### WORK TASK
Write the records out once more, exactly as they are given.

━━━━━━

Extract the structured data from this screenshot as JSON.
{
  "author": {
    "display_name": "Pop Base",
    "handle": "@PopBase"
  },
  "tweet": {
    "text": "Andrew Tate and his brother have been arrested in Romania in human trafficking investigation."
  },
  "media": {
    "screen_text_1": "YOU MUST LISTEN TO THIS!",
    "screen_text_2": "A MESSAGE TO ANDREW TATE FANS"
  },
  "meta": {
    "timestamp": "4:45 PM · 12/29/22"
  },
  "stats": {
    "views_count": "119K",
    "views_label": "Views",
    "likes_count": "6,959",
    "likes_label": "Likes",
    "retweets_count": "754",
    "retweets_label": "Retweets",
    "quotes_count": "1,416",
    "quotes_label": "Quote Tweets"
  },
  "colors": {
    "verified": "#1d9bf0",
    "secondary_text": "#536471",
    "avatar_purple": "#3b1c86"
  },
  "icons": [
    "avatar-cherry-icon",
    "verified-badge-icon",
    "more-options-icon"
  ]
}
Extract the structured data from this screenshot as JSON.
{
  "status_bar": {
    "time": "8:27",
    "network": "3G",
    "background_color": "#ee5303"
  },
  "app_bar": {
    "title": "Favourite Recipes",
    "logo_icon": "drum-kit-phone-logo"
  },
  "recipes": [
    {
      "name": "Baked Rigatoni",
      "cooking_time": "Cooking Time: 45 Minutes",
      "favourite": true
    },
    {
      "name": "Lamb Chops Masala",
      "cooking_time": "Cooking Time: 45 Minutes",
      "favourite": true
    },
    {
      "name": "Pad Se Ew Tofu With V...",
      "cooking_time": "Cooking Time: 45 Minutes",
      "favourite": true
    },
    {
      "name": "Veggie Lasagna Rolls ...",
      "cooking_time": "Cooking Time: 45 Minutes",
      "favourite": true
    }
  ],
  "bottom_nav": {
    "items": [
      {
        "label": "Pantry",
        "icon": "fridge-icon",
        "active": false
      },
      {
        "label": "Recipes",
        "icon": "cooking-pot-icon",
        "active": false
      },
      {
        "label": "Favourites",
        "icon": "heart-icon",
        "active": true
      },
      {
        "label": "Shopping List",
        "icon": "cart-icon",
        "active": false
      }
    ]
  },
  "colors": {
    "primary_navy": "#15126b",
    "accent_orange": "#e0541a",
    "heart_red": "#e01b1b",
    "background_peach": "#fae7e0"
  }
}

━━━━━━

### REPLY TO THE TASK
Extract the structured data from this screenshot as JSON.
{
  "author": {
    "display_name": "Pop Base",
    "handle": "@PopBase"
  },
  "tweet": {
    "text": "Andrew Tate and his brother have been arrested in Romania in human trafficking investigation."
  },
  "media": {
    "screen_text_1": "YOU MUST LISTEN TO THIS!",
    "screen_text_2": "A MESSAGE TO ANDREW TATE FANS"
  },
  "meta": {
    "timestamp": "4:45 PM · 12/29/22"
  },
  "stats": {
    "views_count": "119K",
    "views_label": "Views",
    "likes_count": "6,959",
    "likes_label": "Likes",
    "retweets_count": "754",
    "retweets_label": "Retweets",
    "quotes_count": "1,416",
    "quotes_label": "Quote Tweets"
  },
  "colors": {
    "verified": "#1d9bf0",
    "secondary_text": "#536471",
    "avatar_purple": "#3b1c86"
  },
  "icons": [
    "avatar-cherry-icon",
    "verified-badge-icon",
    "more-options-icon"
  ]
}
Extract the structured data from this screenshot as JSON.
{
  "status_bar": {
    "time": "8:27",
    "network": "3G",
    "background_color": "#ee5303"
  },
  "app_bar": {
    "title": "Favourite Recipes",
    "logo_icon": "drum-kit-phone-logo"
  },
  "recipes": [
    {
      "name": "Baked Rigatoni",
      "cooking_time": "Cooking Time: 45 Minutes",
      "favourite": true
    },
    {
      "name": "Lamb Chops Masala",
      "cooking_time": "Cooking Time: 45 Minutes",
      "favourite": true
    },
    {
      "name": "Pad Se Ew Tofu With V...",
      "cooking_time": "Cooking Time: 45 Minutes",
      "favourite": true
    },
    {
      "name": "Veggie Lasagna Rolls ...",
      "cooking_time": "Cooking Time: 45 Minutes",
      "favourite": true
    }
  ],
  "bottom_nav": {
    "items": [
      {
        "label": "Pantry",
        "icon": "fridge-icon",
        "active": false
      },
      {
        "label": "Recipes",
        "icon": "cooking-pot-icon",
        "active": false
      },
      {
        "label": "Favourites",
        "icon": "heart-icon",
        "active": true
      },
      {
        "label": "Shopping List",
        "icon": "cart-icon",
        "active": false
      }
    ]
  },
  "colors": {
    "primary_navy": "#15126b",
    "accent_orange": "#e0541a",
    "heart_red": "#e01b1b",
    "background_peach": "#fae7e0"
  }
}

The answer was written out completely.